At Athensborn, we’re currently offering a new service:
Placenta Encapsulation. AKA, “after my baby’s birth, I’m going to eat my placenta.”
Now, before you react like my dad did when I explained to him exactly what that meant (“But that’s cannibalism!”) please hear me out.
The placenta is an organ that is created during your pregnancy, and grows alongside your little one until birth. It attaches to the wall of the uterus and is responsible for providing baby all of his/her nutrients and oxygen. Placentas are thought to be full of hormones and nutrients that can contribute to postpartum healing, mood stabilization, healthy milk supply, and energy levels.
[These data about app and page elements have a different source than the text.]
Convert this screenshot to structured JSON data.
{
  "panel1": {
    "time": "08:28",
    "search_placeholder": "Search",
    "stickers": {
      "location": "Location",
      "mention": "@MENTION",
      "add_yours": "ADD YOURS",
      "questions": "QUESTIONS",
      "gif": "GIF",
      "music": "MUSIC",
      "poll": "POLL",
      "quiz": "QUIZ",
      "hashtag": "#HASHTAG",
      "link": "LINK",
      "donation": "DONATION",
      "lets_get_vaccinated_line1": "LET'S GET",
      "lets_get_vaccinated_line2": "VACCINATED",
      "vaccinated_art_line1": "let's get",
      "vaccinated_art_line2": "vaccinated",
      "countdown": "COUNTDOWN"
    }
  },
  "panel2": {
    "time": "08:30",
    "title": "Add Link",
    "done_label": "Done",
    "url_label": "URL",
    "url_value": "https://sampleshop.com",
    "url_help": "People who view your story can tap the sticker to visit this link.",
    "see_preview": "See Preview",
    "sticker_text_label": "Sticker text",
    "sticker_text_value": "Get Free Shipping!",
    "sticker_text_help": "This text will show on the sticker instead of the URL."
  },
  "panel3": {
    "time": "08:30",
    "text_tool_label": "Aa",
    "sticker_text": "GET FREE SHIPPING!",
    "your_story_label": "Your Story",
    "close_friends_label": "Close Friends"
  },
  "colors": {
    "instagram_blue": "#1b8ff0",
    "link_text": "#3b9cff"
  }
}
Now, full disclosure: the bulk of the current evidence pointing to these benefits is anecdotal, meaning women who took placenta pills commonly report these things. There simply haven't been enough peer-reviewed studies done on these specific benefits, which means that there is not yet scientific backing for it. We encourage each of our clients to talk to their healthcare provider, talk to anyone they know who has experienced this, and read the research that is out there and decide for themselves if this is right for them.
There’s more great information about the placenta here, and you can also learn about the placenta services we offer. But before you do that, I’d like to share some of my personal thoughts about placentophagy (ingestion of the placenta).
The first thing I’d like to share is that I’ve never eaten my own placenta. I have no first-hand evidence of any of this, I can’t tell you what it tastes like, I can’t tell you how it made me feel. But I feel like that’s really not important, because my body is different from yours. My births were different than yours, and my postpartum experience was different than yours - every woman experiences each of these monumental life events in a unique way, and owns her own experience. No one can tell you with certainty how taking placenta pills is going to make you feel, nor should they.
The second thing I want to share is that before I began my research into placenta encapsulation and took my training course through IPPA (International Placenta and Postpartum Association) I was not interested in eating my placenta. It didn’t weird me out if someone else wanted to eat theirs, but I didn’t feel like I needed to eat mine. And that’s totally cool. No one should tell you that you have to eat your placenta. Again, this is an experience that each woman has to own and decide for herself.
My third and final thought to share is that if I have another baby, I’m absolutely going to encapsulate my placenta. I’m going to see if it keeps me from feeling like I’m losing my mind in my early postpartum days, because I know what that feels like and I’m willing to do almost anything to avoid it. I’m going to make myself a placenta tincture to see if it will do anything to alleviate the menstrual-related migraines I’ve gotten nearly every month for decades. I’m going to carry that tincture with me into menopause and see how it treats me as I enter that vulnerable and powerful time of my life.
Y’all, I don’t see myself as a hippie. I really don’t (please ignore the fact that I cloth diapered my babies and make my own soap and deodorant. Those were totally financial decisions. Oh, and I recycle anything with a triangle on it. And, I compost and plant a garden every spring. You know what, I’m ruining my “I’m not a hippie!” case, nevermind.) The point is, I’ve read the research. I’ve looked into it, I’ve explored the possibilities, I’ve learned about the process, and I’m on board with it.
Please, please know that I would never presume to tell anyone else what to do. Just as with all of our labor and postpartum clients, I will tell anyone interested in our placenta services what their options and choices are, and leave it up to them to decide. That’s how we operate here at AthensBorn. And I wouldn’t have it any other way!
Lots of love and a little bit of placenta dust,